> WHAT YOU ARE ASKED TO DO
Once every line below with "Contents" has been counted, state the total and nothing else.

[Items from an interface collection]
━━━━

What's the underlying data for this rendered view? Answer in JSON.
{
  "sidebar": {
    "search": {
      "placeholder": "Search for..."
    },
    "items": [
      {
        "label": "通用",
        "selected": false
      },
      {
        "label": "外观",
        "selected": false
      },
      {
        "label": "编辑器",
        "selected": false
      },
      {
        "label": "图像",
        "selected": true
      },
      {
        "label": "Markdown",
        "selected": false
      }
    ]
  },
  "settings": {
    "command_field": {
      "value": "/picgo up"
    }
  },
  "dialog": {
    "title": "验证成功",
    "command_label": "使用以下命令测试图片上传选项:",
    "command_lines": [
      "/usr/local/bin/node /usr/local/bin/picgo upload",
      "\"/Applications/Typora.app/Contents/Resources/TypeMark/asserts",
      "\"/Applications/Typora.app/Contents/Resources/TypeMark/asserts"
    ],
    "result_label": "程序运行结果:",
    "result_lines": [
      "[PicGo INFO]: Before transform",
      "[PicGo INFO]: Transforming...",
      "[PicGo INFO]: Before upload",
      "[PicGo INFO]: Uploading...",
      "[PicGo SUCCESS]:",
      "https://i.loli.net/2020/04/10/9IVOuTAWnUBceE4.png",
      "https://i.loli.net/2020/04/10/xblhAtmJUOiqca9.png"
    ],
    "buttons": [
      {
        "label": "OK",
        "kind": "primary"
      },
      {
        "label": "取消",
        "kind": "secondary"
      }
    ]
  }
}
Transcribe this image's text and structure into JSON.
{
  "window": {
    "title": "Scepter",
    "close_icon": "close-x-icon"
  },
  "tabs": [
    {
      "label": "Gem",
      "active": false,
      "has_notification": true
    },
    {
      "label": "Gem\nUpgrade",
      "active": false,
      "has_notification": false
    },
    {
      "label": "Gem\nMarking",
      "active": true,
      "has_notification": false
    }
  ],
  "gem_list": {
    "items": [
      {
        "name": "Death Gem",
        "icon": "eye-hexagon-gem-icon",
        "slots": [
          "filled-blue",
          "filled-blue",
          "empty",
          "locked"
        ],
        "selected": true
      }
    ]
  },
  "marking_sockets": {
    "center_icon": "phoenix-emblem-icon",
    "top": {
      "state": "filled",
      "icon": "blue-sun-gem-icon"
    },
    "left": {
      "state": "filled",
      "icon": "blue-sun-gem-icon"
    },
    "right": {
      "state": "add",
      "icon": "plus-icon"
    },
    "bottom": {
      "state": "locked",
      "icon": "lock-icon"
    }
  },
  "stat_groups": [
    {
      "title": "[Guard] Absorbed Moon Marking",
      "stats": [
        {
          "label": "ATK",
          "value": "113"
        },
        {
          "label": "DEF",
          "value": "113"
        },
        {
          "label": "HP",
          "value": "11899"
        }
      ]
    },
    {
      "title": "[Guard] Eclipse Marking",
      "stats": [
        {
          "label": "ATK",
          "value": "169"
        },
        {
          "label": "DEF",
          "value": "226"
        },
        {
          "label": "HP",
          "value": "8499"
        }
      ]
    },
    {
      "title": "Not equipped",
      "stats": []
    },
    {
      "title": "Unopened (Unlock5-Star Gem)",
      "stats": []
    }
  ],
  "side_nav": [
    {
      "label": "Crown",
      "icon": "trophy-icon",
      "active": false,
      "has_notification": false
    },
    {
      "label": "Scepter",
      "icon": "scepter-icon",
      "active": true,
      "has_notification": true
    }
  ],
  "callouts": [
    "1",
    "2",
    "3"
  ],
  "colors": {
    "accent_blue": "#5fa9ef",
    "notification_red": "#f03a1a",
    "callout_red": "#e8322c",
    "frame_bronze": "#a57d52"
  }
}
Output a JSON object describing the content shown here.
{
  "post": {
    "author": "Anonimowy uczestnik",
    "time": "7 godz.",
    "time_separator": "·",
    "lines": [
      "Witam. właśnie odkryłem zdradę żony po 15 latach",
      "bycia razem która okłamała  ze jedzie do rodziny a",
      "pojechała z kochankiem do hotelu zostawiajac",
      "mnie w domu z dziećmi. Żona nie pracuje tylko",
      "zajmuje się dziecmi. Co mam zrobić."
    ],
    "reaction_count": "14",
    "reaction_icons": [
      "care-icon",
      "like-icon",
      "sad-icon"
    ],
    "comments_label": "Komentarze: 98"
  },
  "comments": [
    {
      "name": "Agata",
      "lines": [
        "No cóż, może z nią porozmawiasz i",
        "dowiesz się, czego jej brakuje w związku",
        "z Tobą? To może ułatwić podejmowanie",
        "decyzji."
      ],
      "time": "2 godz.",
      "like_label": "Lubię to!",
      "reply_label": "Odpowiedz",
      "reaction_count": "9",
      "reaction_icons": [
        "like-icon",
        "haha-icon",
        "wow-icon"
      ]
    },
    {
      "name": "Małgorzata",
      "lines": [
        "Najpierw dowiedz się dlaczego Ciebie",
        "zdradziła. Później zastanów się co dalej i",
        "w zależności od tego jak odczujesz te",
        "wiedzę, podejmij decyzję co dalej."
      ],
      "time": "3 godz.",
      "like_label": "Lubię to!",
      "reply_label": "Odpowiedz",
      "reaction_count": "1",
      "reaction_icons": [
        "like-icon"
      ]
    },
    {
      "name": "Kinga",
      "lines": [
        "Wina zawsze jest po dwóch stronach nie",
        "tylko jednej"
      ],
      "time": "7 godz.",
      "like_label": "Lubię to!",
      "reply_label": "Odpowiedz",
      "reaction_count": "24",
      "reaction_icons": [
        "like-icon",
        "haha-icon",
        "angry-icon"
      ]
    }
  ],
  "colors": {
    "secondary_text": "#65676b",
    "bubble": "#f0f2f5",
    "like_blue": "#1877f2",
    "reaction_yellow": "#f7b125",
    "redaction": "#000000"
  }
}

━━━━

> RESPONSE FOR THIS EXERCISE
2